WHAT YOU SHOULD DO: The entries are to be duplicated exactly, though any picture in them must be omitted.

######

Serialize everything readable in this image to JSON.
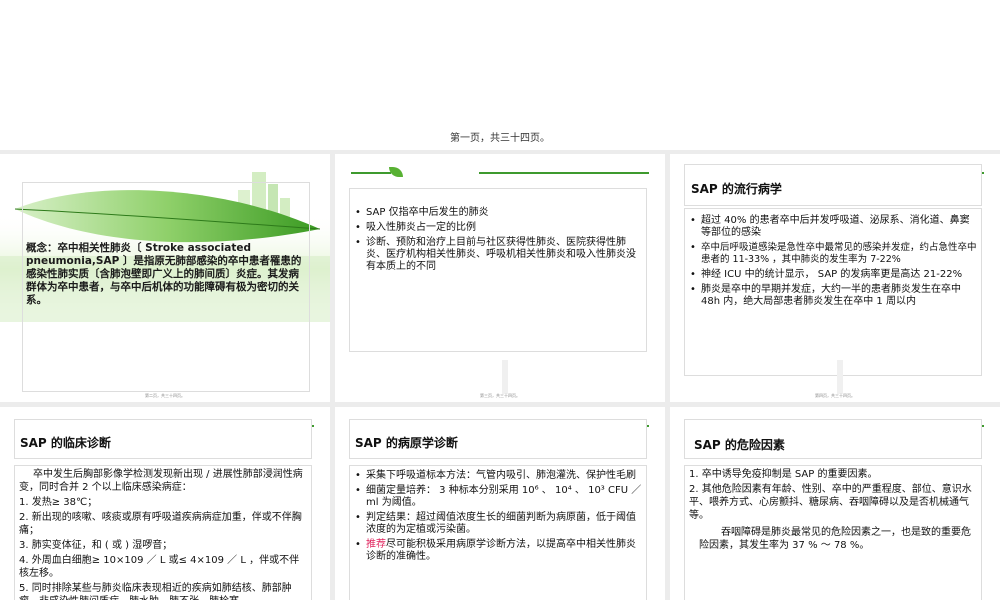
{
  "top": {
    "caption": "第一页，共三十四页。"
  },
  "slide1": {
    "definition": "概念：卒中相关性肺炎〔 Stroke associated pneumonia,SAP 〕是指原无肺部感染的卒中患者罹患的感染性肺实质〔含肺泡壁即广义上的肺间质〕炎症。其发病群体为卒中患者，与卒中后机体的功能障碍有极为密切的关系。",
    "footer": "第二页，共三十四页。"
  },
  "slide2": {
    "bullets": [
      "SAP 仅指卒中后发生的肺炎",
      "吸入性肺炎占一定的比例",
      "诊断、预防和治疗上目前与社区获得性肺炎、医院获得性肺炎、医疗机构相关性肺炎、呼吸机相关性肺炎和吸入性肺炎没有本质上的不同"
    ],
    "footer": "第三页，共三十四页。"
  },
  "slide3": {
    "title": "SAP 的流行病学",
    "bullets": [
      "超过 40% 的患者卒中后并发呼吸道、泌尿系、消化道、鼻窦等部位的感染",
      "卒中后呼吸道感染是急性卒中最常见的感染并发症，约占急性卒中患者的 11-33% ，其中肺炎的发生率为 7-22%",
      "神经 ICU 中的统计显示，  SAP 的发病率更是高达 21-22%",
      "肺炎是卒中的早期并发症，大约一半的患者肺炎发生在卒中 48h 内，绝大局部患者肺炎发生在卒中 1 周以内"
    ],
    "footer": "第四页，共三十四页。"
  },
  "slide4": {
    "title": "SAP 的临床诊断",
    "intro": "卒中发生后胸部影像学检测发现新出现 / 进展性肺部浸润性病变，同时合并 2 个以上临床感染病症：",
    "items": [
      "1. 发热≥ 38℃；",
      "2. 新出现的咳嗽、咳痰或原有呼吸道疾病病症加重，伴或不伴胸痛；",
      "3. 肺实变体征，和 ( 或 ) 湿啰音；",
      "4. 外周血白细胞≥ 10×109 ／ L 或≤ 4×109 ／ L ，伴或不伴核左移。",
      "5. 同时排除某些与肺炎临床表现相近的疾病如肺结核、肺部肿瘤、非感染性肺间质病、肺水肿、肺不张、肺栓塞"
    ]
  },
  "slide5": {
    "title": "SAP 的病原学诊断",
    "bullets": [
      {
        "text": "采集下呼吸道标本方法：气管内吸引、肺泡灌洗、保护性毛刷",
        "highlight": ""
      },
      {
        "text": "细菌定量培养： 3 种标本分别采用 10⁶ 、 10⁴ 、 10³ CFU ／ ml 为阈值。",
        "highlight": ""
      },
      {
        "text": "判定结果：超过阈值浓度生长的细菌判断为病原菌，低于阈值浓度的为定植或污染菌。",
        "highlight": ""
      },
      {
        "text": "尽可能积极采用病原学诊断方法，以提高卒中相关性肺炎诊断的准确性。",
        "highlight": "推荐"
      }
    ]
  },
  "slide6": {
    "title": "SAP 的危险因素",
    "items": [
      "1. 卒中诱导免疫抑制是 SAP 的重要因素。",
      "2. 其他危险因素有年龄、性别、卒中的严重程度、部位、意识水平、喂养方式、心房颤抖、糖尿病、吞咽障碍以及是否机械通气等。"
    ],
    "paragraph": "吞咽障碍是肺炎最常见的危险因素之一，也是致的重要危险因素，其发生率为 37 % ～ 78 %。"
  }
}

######

OUTPUT:
Serialize everything readable in this image to JSON.
{
  "top": {
    "caption": "第一页，共三十四页。"
  },
  "slide1": {
    "definition": "概念：卒中相关性肺炎〔 Stroke associated pneumonia,SAP 〕是指原无肺部感染的卒中患者罹患的感染性肺实质〔含肺泡壁即广义上的肺间质〕炎症。其发病群体为卒中患者，与卒中后机体的功能障碍有极为密切的关系。",
    "footer": "第二页，共三十四页。"
  },
  "slide2": {
    "bullets": [
      "SAP 仅指卒中后发生的肺炎",
      "吸入性肺炎占一定的比例",
      "诊断、预防和治疗上目前与社区获得性肺炎、医院获得性肺炎、医疗机构相关性肺炎、呼吸机相关性肺炎和吸入性肺炎没有本质上的不同"
    ],
    "footer": "第三页，共三十四页。"
  },
  "slide3": {
    "title": "SAP 的流行病学",
    "bullets": [
      "超过 40% 的患者卒中后并发呼吸道、泌尿系、消化道、鼻窦等部位的感染",
      "卒中后呼吸道感染是急性卒中最常见的感染并发症，约占急性卒中患者的 11-33% ，其中肺炎的发生率为 7-22%",
      "神经 ICU 中的统计显示，  SAP 的发病率更是高达 21-22%",
      "肺炎是卒中的早期并发症，大约一半的患者肺炎发生在卒中 48h 内，绝大局部患者肺炎发生在卒中 1 周以内"
    ],
    "footer": "第四页，共三十四页。"
  },
  "slide4": {
    "title": "SAP 的临床诊断",
    "intro": "卒中发生后胸部影像学检测发现新出现 / 进展性肺部浸润性病变，同时合并 2 个以上临床感染病症：",
    "items": [
      "1. 发热≥ 38℃；",
      "2. 新出现的咳嗽、咳痰或原有呼吸道疾病病症加重，伴或不伴胸痛；",
      "3. 肺实变体征，和 ( 或 ) 湿啰音；",
      "4. 外周血白细胞≥ 10×109 ／ L 或≤ 4×109 ／ L ，伴或不伴核左移。",
      "5. 同时排除某些与肺炎临床表现相近的疾病如肺结核、肺部肿瘤、非感染性肺间质病、肺水肿、肺不张、肺栓塞"
    ]
  },
  "slide5": {
    "title": "SAP 的病原学诊断",
    "bullets": [
      {
        "text": "采集下呼吸道标本方法：气管内吸引、肺泡灌洗、保护性毛刷",
        "highlight": ""
      },
      {
        "text": "细菌定量培养： 3 种标本分别采用 10⁶ 、 10⁴ 、 10³ CFU ／ ml 为阈值。",
        "highlight": ""
      },
      {
        "text": "判定结果：超过阈值浓度生长的细菌判断为病原菌，低于阈值浓度的为定植或污染菌。",
        "highlight": ""
      },
      {
        "text": "尽可能积极采用病原学诊断方法，以提高卒中相关性肺炎诊断的准确性。",
        "highlight": "推荐"
      }
    ]
  },
  "slide6": {
    "title": "SAP 的危险因素",
    "items": [
      "1. 卒中诱导免疫抑制是 SAP 的重要因素。",
      "2. 其他危险因素有年龄、性别、卒中的严重程度、部位、意识水平、喂养方式、心房颤抖、糖尿病、吞咽障碍以及是否机械通气等。"
    ],
    "paragraph": "吞咽障碍是肺炎最常见的危险因素之一，也是致的重要危险因素，其发生率为 37 % ～ 78 %。"
  }
}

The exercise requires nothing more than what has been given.